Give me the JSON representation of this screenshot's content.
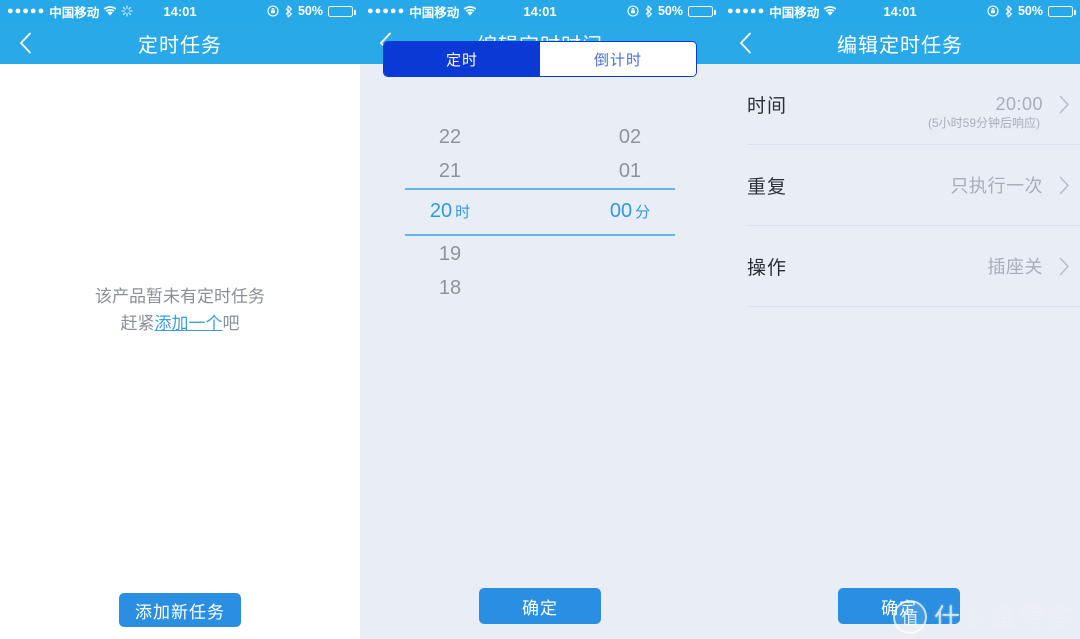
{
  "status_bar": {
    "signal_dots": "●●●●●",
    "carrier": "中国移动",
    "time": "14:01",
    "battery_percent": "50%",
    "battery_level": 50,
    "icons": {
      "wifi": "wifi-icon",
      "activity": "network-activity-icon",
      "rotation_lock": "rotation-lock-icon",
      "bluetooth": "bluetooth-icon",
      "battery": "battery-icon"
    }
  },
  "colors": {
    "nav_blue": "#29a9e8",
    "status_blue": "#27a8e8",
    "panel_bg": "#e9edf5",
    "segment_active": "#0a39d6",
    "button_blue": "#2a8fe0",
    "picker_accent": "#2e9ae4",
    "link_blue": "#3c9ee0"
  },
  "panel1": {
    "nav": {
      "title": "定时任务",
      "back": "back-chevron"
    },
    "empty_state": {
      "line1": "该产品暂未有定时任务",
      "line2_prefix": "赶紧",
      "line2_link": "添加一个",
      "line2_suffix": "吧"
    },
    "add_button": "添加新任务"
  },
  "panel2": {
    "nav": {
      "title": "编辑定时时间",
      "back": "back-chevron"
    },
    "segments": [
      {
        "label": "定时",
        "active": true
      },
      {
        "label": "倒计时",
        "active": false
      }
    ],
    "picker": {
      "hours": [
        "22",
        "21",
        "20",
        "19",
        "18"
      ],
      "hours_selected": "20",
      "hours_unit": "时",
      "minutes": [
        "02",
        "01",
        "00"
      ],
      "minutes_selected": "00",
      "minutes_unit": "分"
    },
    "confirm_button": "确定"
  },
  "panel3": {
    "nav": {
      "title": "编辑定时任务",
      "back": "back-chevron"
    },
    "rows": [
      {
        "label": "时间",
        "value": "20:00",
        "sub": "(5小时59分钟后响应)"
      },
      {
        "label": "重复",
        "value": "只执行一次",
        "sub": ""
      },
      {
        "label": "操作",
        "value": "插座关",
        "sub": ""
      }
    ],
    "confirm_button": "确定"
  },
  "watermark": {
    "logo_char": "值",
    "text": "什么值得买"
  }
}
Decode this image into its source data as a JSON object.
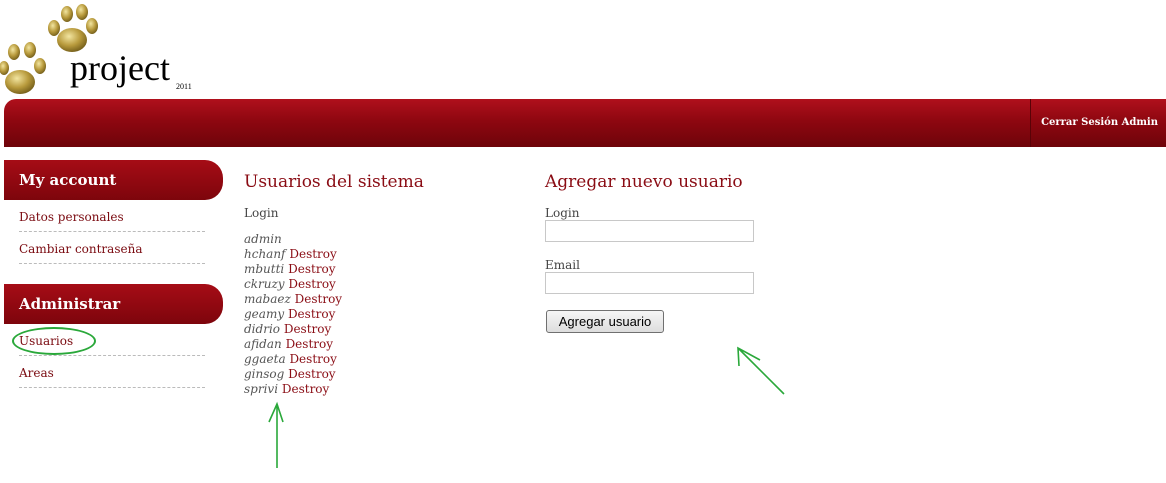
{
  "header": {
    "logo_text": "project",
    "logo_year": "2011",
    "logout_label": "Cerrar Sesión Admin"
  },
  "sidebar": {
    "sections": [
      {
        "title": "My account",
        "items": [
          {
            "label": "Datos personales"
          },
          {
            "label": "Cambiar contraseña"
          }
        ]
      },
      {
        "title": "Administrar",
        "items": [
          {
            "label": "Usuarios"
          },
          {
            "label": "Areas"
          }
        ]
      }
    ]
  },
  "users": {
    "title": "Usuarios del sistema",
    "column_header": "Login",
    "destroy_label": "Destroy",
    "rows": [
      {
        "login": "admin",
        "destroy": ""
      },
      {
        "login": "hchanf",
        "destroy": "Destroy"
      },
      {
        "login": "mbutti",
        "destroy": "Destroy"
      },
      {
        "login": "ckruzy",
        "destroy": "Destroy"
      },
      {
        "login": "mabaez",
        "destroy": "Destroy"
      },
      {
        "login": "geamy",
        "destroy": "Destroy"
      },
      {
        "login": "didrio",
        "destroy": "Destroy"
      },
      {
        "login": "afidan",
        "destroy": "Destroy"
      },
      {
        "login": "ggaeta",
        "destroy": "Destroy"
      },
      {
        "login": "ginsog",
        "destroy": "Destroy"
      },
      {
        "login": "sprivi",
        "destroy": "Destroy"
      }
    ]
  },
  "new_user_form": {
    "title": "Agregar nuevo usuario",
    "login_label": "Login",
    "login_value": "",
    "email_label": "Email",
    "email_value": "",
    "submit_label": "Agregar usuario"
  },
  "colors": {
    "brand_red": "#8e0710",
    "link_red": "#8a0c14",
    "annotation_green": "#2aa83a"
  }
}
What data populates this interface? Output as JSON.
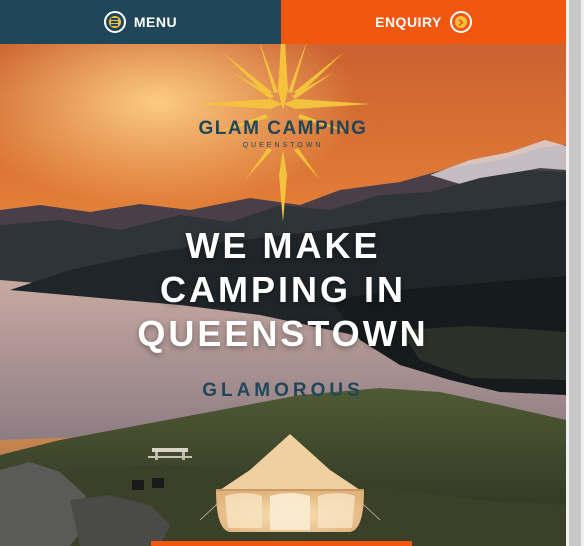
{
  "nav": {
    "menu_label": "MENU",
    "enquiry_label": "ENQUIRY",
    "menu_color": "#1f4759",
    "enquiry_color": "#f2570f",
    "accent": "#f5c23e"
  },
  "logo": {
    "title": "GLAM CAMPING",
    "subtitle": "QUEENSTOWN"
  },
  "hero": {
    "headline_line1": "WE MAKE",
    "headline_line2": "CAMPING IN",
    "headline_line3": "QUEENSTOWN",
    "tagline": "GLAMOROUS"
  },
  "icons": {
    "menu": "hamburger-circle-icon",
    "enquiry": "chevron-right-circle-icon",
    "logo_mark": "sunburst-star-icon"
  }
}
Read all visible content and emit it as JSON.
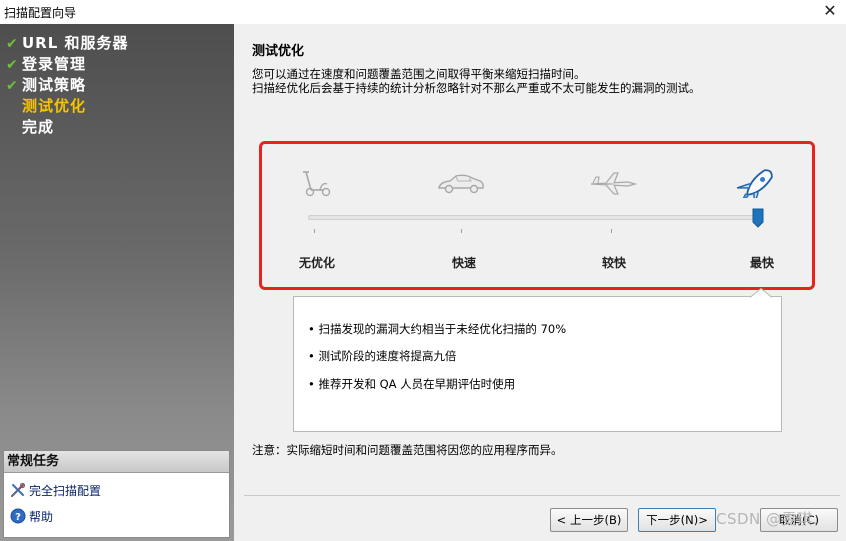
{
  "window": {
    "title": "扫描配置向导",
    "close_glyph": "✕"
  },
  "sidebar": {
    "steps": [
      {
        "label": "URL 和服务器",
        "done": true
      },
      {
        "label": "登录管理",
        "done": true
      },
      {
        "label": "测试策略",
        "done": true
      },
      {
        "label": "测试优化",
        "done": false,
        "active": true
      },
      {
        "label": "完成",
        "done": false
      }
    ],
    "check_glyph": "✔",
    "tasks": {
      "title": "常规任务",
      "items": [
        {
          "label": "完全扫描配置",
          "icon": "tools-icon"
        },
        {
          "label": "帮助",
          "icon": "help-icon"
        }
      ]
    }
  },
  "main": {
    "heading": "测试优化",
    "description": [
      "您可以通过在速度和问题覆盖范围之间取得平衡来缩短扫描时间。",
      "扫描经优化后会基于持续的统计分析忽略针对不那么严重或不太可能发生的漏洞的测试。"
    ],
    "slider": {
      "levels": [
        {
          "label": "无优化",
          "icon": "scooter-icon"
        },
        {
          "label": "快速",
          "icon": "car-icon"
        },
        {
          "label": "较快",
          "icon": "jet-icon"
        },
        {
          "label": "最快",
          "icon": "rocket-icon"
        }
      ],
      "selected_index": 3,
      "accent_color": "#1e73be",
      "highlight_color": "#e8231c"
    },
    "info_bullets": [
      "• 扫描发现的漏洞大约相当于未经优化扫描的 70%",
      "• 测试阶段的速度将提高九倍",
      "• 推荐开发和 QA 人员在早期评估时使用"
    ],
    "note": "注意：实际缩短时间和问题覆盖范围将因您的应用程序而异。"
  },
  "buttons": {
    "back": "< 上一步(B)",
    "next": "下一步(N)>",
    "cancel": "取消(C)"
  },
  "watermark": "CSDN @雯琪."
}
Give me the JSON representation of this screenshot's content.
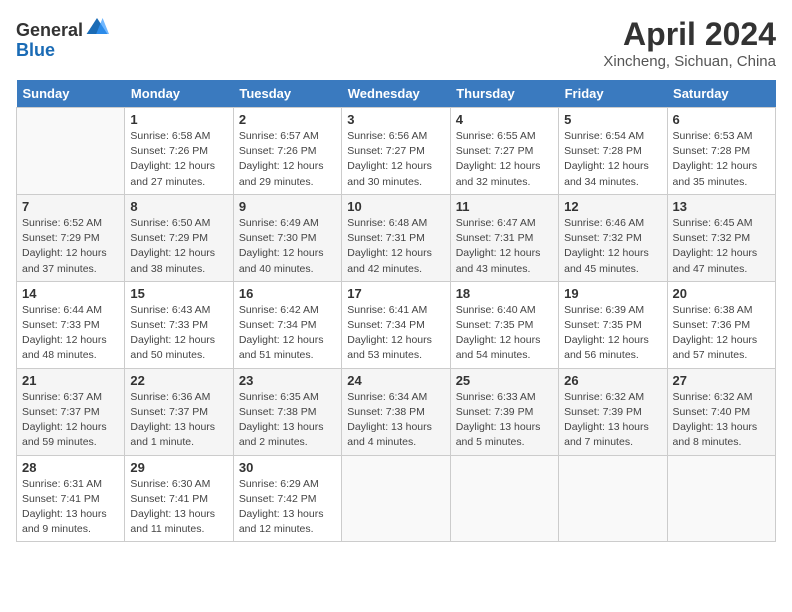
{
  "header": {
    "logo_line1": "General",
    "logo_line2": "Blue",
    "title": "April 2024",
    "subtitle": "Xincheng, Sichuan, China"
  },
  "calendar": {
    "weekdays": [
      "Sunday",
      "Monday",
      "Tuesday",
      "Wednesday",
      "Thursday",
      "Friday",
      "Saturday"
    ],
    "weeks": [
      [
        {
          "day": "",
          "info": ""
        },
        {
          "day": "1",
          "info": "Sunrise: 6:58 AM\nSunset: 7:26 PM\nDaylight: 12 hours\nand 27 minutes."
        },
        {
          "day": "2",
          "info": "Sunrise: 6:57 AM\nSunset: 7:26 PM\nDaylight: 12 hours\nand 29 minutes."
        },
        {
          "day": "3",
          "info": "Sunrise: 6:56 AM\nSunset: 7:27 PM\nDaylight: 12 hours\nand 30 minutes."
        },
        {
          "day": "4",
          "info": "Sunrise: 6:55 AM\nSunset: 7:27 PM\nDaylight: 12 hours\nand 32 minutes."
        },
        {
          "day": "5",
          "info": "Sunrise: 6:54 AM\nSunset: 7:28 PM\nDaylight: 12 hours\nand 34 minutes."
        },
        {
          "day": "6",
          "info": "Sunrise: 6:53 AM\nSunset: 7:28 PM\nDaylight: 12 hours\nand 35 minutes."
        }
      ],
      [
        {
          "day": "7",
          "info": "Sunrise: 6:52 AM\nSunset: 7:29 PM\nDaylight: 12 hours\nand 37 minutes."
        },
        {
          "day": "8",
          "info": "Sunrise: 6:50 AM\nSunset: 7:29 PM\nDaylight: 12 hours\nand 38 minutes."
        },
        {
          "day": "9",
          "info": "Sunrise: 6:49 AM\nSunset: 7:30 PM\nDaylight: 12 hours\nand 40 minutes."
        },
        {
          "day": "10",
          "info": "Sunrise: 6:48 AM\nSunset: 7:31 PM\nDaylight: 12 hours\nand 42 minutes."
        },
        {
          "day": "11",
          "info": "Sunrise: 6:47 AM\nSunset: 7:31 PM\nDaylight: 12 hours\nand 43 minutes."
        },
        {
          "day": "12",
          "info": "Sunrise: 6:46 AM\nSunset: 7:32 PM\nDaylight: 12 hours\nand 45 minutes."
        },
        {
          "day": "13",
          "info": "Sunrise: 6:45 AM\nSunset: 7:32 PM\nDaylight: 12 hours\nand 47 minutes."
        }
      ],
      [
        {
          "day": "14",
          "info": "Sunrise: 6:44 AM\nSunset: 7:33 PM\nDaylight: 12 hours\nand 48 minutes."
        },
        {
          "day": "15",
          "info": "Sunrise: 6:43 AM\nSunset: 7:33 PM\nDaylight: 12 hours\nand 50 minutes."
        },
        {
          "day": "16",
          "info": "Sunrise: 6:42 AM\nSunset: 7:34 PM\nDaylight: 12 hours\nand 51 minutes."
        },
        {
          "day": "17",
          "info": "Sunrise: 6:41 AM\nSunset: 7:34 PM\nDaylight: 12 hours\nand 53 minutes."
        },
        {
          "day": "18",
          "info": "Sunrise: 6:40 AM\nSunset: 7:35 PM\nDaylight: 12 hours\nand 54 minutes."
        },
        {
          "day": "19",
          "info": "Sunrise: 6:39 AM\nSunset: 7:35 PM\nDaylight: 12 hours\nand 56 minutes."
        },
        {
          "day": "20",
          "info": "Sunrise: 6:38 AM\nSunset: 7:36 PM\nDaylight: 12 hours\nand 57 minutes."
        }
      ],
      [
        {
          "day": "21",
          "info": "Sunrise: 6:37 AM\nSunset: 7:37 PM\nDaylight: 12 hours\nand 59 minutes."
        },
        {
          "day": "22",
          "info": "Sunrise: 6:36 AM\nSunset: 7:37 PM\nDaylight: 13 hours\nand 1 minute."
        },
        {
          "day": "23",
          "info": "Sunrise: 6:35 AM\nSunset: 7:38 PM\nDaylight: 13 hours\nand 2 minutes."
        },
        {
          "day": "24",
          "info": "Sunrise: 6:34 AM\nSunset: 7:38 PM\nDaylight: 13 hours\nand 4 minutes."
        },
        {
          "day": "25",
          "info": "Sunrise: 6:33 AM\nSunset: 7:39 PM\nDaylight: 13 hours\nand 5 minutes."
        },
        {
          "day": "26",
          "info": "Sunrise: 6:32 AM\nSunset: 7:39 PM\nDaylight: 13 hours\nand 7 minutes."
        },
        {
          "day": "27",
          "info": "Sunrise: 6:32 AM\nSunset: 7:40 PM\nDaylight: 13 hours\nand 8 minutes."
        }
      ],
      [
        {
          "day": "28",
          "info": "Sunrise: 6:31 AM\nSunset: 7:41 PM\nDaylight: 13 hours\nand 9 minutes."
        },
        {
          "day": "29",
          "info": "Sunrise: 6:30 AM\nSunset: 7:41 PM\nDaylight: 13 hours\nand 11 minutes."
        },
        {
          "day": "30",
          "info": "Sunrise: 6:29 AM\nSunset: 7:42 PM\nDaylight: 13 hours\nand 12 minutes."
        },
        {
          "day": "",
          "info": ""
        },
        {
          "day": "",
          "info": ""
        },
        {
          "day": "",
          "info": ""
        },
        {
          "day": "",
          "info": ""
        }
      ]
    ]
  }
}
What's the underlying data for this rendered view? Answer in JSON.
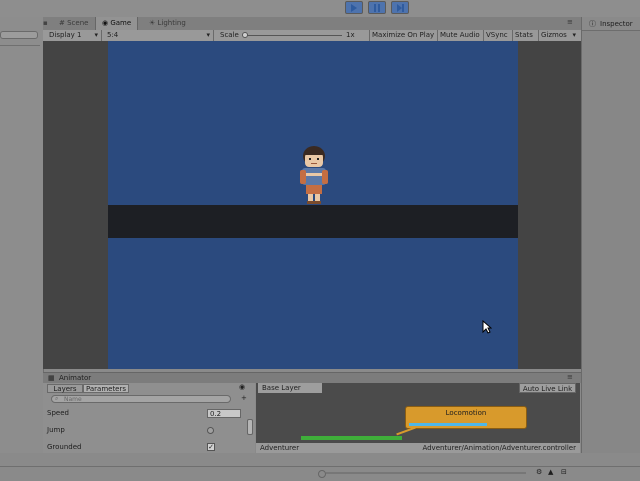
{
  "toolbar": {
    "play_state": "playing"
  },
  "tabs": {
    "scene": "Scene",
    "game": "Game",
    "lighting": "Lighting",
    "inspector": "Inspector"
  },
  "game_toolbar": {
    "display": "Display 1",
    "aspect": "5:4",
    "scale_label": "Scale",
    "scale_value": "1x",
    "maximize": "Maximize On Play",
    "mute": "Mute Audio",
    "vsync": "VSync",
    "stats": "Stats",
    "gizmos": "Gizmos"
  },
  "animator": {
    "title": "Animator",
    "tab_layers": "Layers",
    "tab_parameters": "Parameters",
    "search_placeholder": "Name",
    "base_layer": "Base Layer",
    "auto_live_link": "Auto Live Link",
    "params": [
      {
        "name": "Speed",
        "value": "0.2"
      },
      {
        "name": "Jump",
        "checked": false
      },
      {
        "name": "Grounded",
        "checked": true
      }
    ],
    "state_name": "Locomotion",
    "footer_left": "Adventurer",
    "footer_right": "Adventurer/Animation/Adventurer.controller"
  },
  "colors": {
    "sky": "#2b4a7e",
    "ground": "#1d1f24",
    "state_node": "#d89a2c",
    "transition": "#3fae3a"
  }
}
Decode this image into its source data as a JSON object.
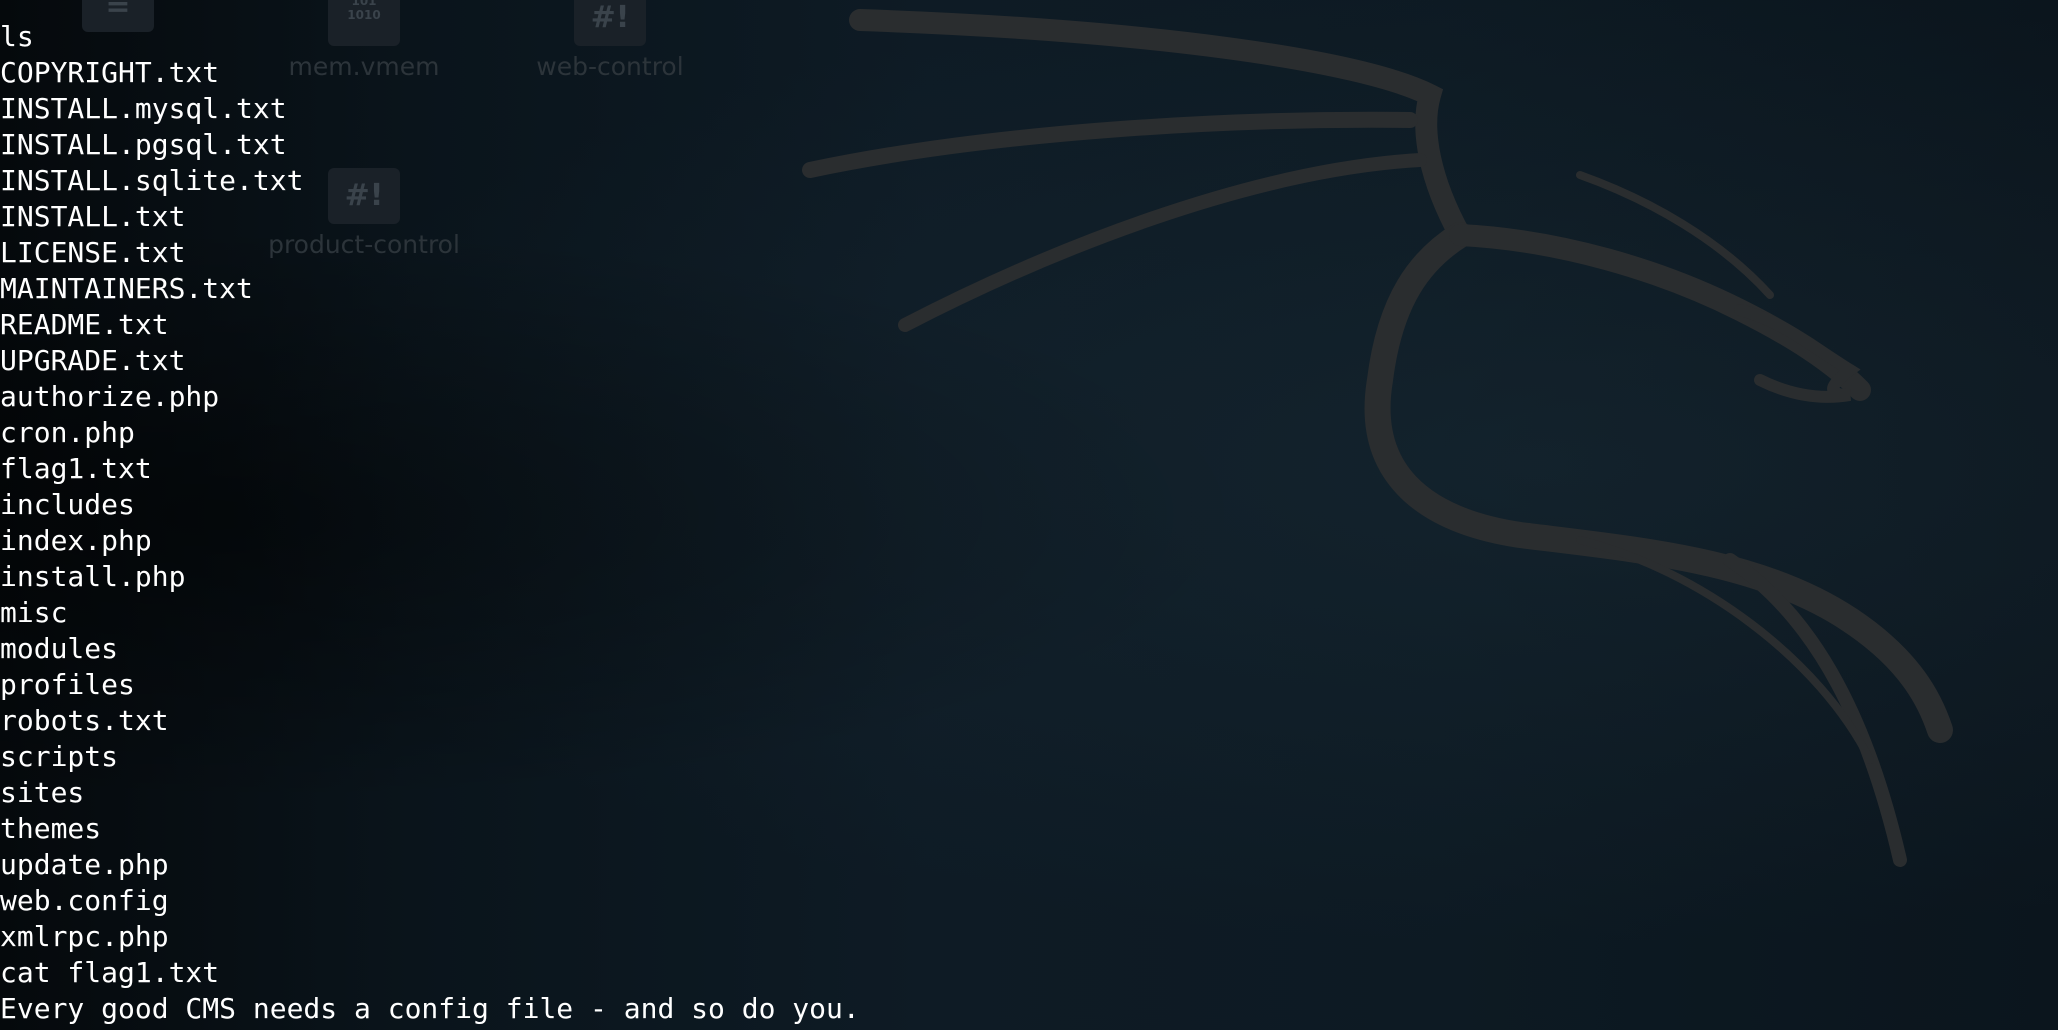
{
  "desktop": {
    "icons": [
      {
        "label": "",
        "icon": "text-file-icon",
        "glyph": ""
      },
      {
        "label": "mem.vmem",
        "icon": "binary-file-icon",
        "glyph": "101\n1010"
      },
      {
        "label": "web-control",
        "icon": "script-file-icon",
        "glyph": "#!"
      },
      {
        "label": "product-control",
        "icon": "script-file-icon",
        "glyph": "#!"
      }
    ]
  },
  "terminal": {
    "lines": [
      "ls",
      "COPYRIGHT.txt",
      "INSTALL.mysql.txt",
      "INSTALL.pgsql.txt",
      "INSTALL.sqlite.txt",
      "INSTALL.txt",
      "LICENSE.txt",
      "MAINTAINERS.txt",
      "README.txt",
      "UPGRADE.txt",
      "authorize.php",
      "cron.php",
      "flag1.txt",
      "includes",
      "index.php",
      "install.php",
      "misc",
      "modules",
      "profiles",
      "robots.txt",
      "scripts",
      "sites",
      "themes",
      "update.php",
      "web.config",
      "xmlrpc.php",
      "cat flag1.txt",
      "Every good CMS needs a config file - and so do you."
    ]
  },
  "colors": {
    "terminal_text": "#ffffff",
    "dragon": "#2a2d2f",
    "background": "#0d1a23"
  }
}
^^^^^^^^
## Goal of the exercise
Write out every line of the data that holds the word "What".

## Answer to this task
What data populates this interface? Output as JSON.
What's the underlying data for this rendered view? Answer in JSON.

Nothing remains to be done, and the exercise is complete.